• INSTRUCTIONS FOR THE TASK
Every entry gets copied exactly. No images go into the copy.

• DATA
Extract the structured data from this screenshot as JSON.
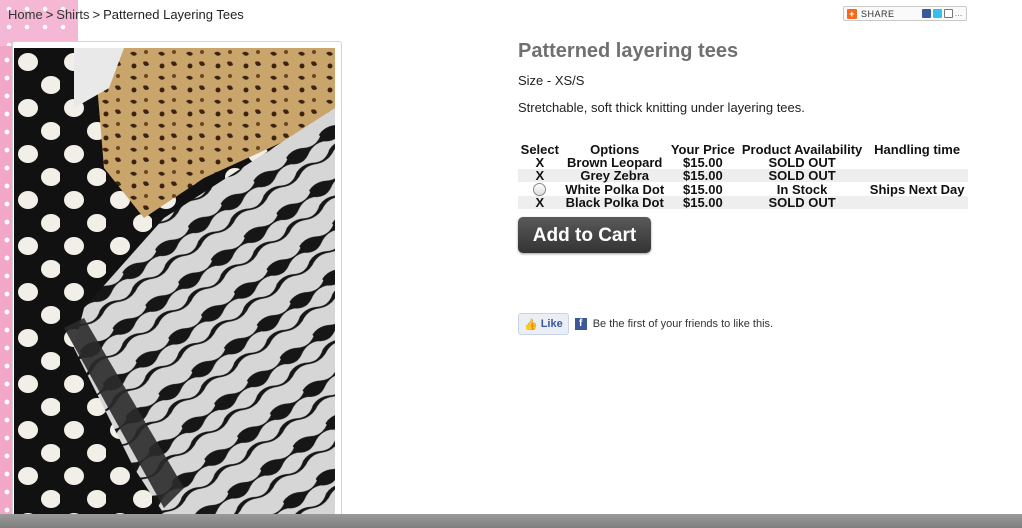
{
  "breadcrumb": {
    "home": "Home",
    "sep1": ">",
    "category": "Shirts",
    "sep2": ">",
    "current": "Patterned Layering Tees"
  },
  "share": {
    "label": "SHARE",
    "more": "…"
  },
  "product": {
    "title": "Patterned layering tees",
    "size": "Size - XS/S",
    "description": "Stretchable, soft thick knitting under layering tees."
  },
  "options_table": {
    "headers": [
      "Select",
      "Options",
      "Your Price",
      "Product Availability",
      "Handling time"
    ],
    "rows": [
      {
        "select": "X",
        "option": "Brown Leopard",
        "price": "$15.00",
        "availability": "SOLD OUT",
        "handling": ""
      },
      {
        "select": "X",
        "option": "Grey Zebra",
        "price": "$15.00",
        "availability": "SOLD OUT",
        "handling": ""
      },
      {
        "select": "radio",
        "option": "White Polka Dot",
        "price": "$15.00",
        "availability": "In Stock",
        "handling": "Ships Next Day"
      },
      {
        "select": "X",
        "option": "Black Polka Dot",
        "price": "$15.00",
        "availability": "SOLD OUT",
        "handling": ""
      }
    ]
  },
  "cart": {
    "label": "Add to Cart"
  },
  "facebook": {
    "like_label": "Like",
    "text": "Be the first of your friends to like this.",
    "icon_letter": "f"
  },
  "colors": {
    "title": "#707070",
    "button": "#444444",
    "fb_blue": "#3b5998",
    "pink_border": "#f2a6c8"
  }
}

• EXERCISE SOLUTION
Extract the structured data from this screenshot as JSON.
{
  "breadcrumb": {
    "home": "Home",
    "sep1": ">",
    "category": "Shirts",
    "sep2": ">",
    "current": "Patterned Layering Tees"
  },
  "share": {
    "label": "SHARE",
    "more": "…"
  },
  "product": {
    "title": "Patterned layering tees",
    "size": "Size - XS/S",
    "description": "Stretchable, soft thick knitting under layering tees."
  },
  "options_table": {
    "headers": [
      "Select",
      "Options",
      "Your Price",
      "Product Availability",
      "Handling time"
    ],
    "rows": [
      {
        "select": "X",
        "option": "Brown Leopard",
        "price": "$15.00",
        "availability": "SOLD OUT",
        "handling": ""
      },
      {
        "select": "X",
        "option": "Grey Zebra",
        "price": "$15.00",
        "availability": "SOLD OUT",
        "handling": ""
      },
      {
        "select": "radio",
        "option": "White Polka Dot",
        "price": "$15.00",
        "availability": "In Stock",
        "handling": "Ships Next Day"
      },
      {
        "select": "X",
        "option": "Black Polka Dot",
        "price": "$15.00",
        "availability": "SOLD OUT",
        "handling": ""
      }
    ]
  },
  "cart": {
    "label": "Add to Cart"
  },
  "facebook": {
    "like_label": "Like",
    "text": "Be the first of your friends to like this.",
    "icon_letter": "f"
  },
  "colors": {
    "title": "#707070",
    "button": "#444444",
    "fb_blue": "#3b5998",
    "pink_border": "#f2a6c8"
  }
}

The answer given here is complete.